- [REQUIRED WORK]: From the records that follow, copy every line that contains the word "FEBRERO".

- [RECORDS FOR THE EXERCISE]:
>>>

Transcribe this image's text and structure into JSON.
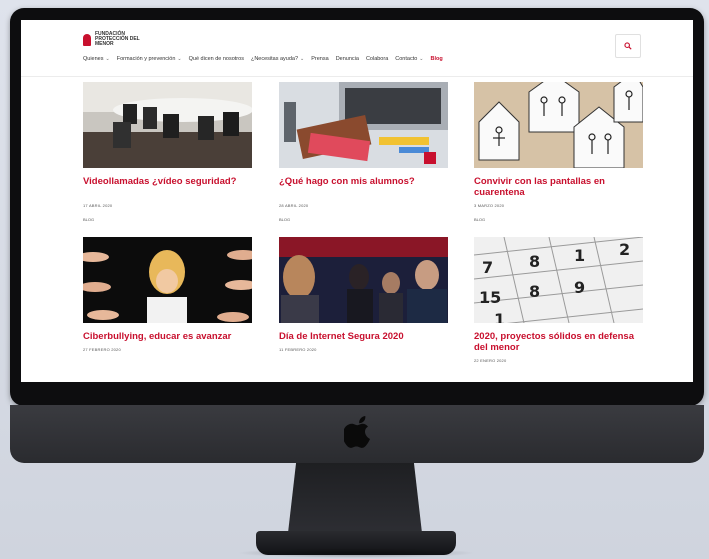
{
  "site": {
    "logo_text": "FUNDACIÓN PROTECCIÓN DEL MENOR",
    "nav": [
      {
        "label": "Quienes",
        "dropdown": true
      },
      {
        "label": "Formación y prevención",
        "dropdown": true
      },
      {
        "label": "Qué dicen de nosotros",
        "dropdown": false
      },
      {
        "label": "¿Necesitas ayuda?",
        "dropdown": true
      },
      {
        "label": "Prensa",
        "dropdown": false
      },
      {
        "label": "Denuncia",
        "dropdown": false
      },
      {
        "label": "Colabora",
        "dropdown": false
      },
      {
        "label": "Contacto",
        "dropdown": true
      },
      {
        "label": "Blog",
        "dropdown": false,
        "highlight": true
      }
    ],
    "search_icon": "search-icon"
  },
  "posts": [
    {
      "title": "Videollamadas ¿vídeo seguridad?",
      "date": "17 ABRIL 2020",
      "tag": "BLOG"
    },
    {
      "title": "¿Qué hago con mis alumnos?",
      "date": "28 ABRIL 2020",
      "tag": "BLOG"
    },
    {
      "title": "Convivir con las pantallas en cuarentena",
      "date": "3 MARZO 2020",
      "tag": "BLOG"
    },
    {
      "title": "Ciberbullying, educar es avanzar",
      "date": "27 FEBRERO 2020",
      "tag": ""
    },
    {
      "title": "Día de Internet Segura 2020",
      "date": "11 FEBRERO 2020",
      "tag": ""
    },
    {
      "title": "2020, proyectos sólidos en defensa del menor",
      "date": "22 ENERO 2020",
      "tag": ""
    }
  ],
  "device": {
    "brand_icon": "apple-logo-icon"
  },
  "colors": {
    "accent": "#c8102e"
  }
}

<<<

- [ANSWER BOX]:
      "date": "27 FEBRERO 2020",
      "date": "11 FEBRERO 2020",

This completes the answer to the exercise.